Regulatory T cells can prevent memory CD8+ T-cell-mediated rejection following polymorphonuclear cell depletion.
Jones ND., Brook MO., Carvalho-Gaspar M., Luo S., Wood KJ.

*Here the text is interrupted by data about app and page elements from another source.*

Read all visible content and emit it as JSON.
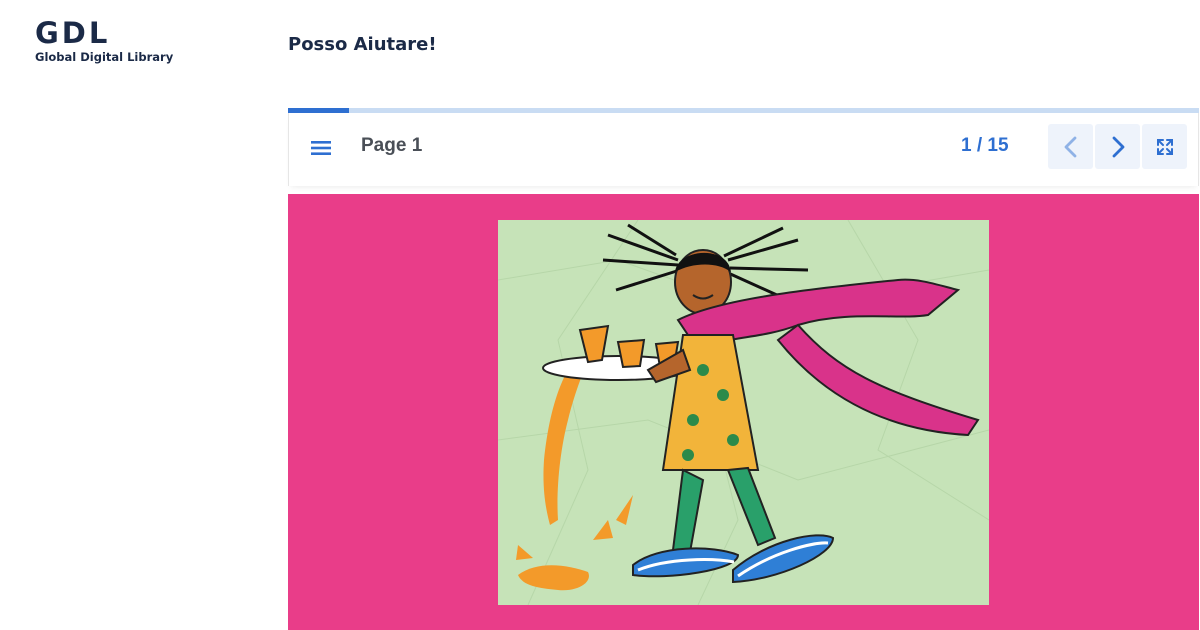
{
  "logo": {
    "mark": "GDL",
    "subtitle": "Global Digital Library"
  },
  "book": {
    "title": "Posso Aiutare!"
  },
  "reader": {
    "page_label": "Page 1",
    "page_counter": "1 / 15",
    "current_page": 1,
    "total_pages": 15,
    "progress_fraction": 0.067,
    "icons": {
      "menu": "menu-icon",
      "previous": "chevron-left-icon",
      "next": "chevron-right-icon",
      "fullscreen": "fullscreen-icon"
    }
  },
  "colors": {
    "accent": "#2e6fd1",
    "page_background": "#e93d89",
    "progress_track": "#c9dcf3",
    "title_text": "#1b2a47"
  },
  "illustration": {
    "subject": "girl-spilling-drinks-tray-illustration"
  }
}
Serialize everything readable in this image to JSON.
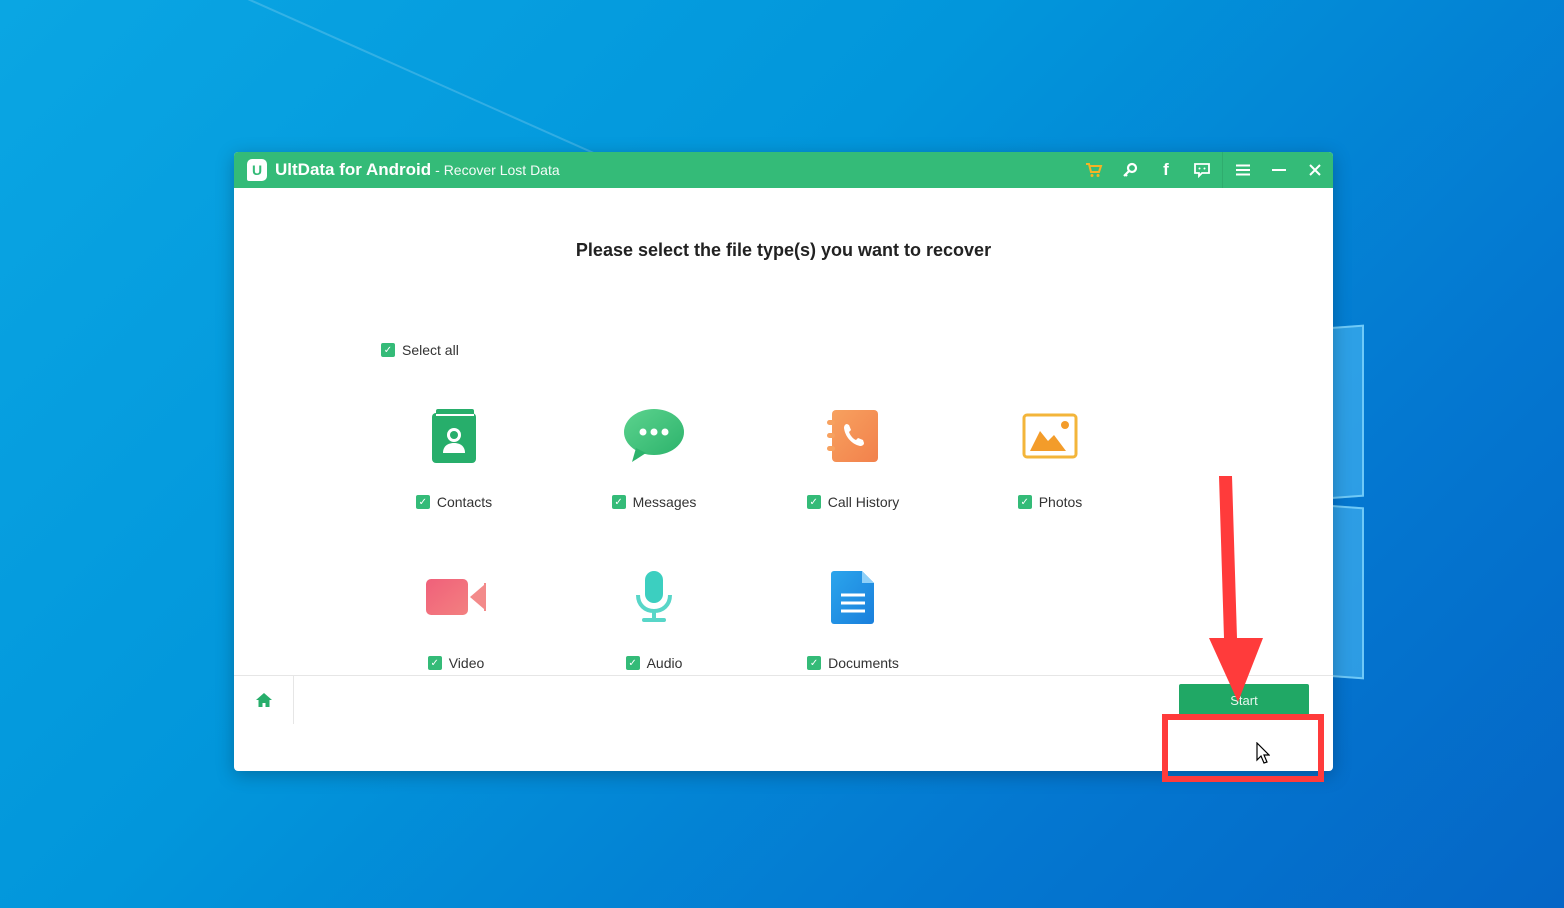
{
  "window": {
    "app_name": "UltData for Android",
    "subtitle": "- Recover Lost Data",
    "logo_letter": "U",
    "title_icons": [
      {
        "name": "cart-icon",
        "glyph": "🛒"
      },
      {
        "name": "key-icon",
        "glyph": "⚷"
      },
      {
        "name": "facebook-icon",
        "glyph": "f"
      },
      {
        "name": "feedback-icon",
        "glyph": "💬"
      },
      {
        "name": "menu-icon",
        "glyph": "≡"
      },
      {
        "name": "minimize-icon",
        "glyph": "—"
      },
      {
        "name": "close-icon",
        "glyph": "✕"
      }
    ]
  },
  "main": {
    "heading": "Please select the file type(s) you want to recover",
    "select_all": {
      "label": "Select all",
      "checked": true
    },
    "file_types": [
      {
        "id": "contacts",
        "label": "Contacts",
        "checked": true
      },
      {
        "id": "messages",
        "label": "Messages",
        "checked": true
      },
      {
        "id": "call-history",
        "label": "Call History",
        "checked": true
      },
      {
        "id": "photos",
        "label": "Photos",
        "checked": true
      },
      {
        "id": "video",
        "label": "Video",
        "checked": true
      },
      {
        "id": "audio",
        "label": "Audio",
        "checked": true
      },
      {
        "id": "documents",
        "label": "Documents",
        "checked": true
      }
    ]
  },
  "footer": {
    "start_label": "Start"
  },
  "check_glyph": "✓",
  "colors": {
    "brand_green": "#34bb78",
    "start_green": "#20a865",
    "annotation_red": "#ff3b3b"
  }
}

Accumulating evidence suggests that alloreactive memory T cells (Tm) may form a barrier to tolerance induction in large animals and humans due in part to a resistance to suppression by Treg. However, why Tm are resistant to regulation and how the Tm response to an allograft differs from that of naïve T cells, which are amenable to suppression by Treg, remains unknown. Here, we show that accelerated graft rejection mediated by CD8(+) Tm was due to the enhanced recruitment of PMN to allografts in a mouse skin allograft model. Importantly, depletion of PMN slowed the kinetics of (but did not prevent) rejection mediated by Tm and created a window of opportunity that allowed subsequent suppression of rejection by Treg. Taken together, we conclude that CD8(+) Tm are not intrinsically resistant to suppression by Treg but may rapidly inflict substantial graft damage before the establishment of regulatory mechanisms. These data suggest that if Tm responses can be attenuated transiently following transplantation, Treg may be able to maintain tolerance through the suppression of both memory and naïve alloreactive T-cell responses in the long term.